TASK INSTRUCTIONS:
Pull every line with "action" from the entries below.

Interface dataset entries:
=== Begin Enclosure ===

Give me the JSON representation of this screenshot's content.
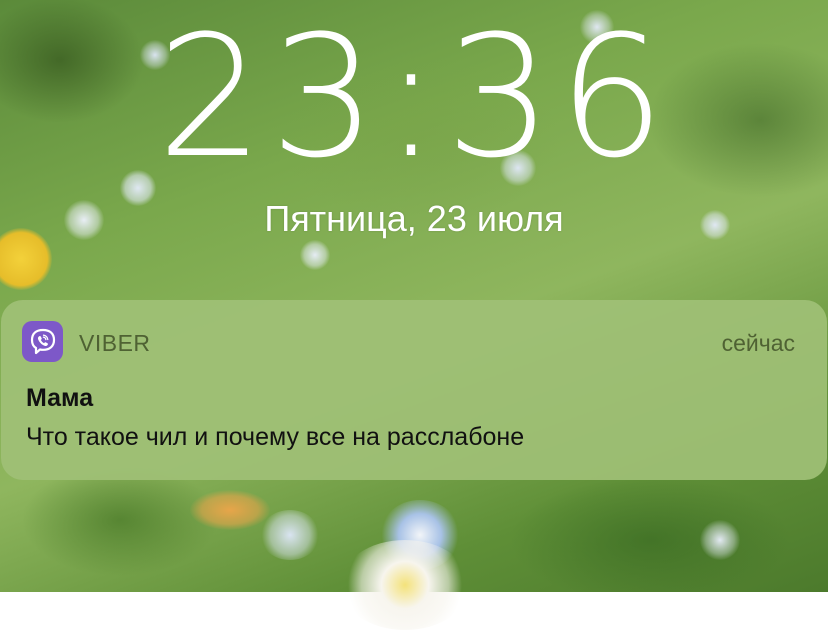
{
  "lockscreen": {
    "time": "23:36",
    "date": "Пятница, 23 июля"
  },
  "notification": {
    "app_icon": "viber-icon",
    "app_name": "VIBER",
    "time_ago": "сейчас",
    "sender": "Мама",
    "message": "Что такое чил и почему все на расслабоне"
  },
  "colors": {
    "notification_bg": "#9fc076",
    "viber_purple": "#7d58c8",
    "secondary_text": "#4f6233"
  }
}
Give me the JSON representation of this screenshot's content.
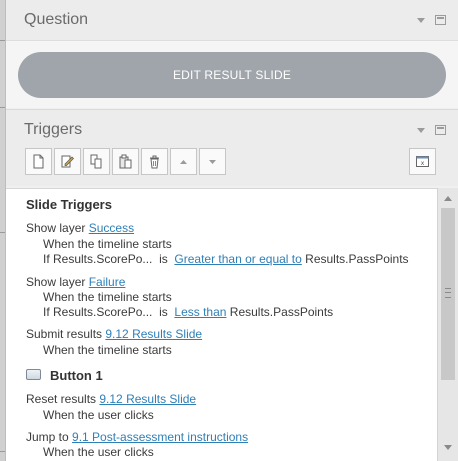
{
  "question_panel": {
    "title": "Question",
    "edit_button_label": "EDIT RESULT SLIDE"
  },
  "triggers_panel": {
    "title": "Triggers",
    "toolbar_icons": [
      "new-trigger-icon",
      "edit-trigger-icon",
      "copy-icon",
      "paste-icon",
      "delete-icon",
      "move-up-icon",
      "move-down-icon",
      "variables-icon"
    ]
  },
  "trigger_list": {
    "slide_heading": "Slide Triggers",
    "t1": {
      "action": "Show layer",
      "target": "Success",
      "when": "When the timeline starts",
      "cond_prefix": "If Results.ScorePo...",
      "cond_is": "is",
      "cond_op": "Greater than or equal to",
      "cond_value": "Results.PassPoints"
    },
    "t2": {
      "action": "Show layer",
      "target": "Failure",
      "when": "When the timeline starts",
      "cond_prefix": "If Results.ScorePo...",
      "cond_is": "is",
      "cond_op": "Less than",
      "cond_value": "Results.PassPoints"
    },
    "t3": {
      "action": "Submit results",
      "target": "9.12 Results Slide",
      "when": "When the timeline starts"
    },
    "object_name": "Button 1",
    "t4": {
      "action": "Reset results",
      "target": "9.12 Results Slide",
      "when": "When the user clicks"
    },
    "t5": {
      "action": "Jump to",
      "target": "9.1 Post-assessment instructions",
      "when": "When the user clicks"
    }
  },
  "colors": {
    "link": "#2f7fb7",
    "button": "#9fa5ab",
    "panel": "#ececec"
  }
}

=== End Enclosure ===

YOUR SOLUTION:
      "action": "Show layer",
      "action": "Show layer",
      "action": "Submit results",
      "action": "Reset results",
      "action": "Jump to",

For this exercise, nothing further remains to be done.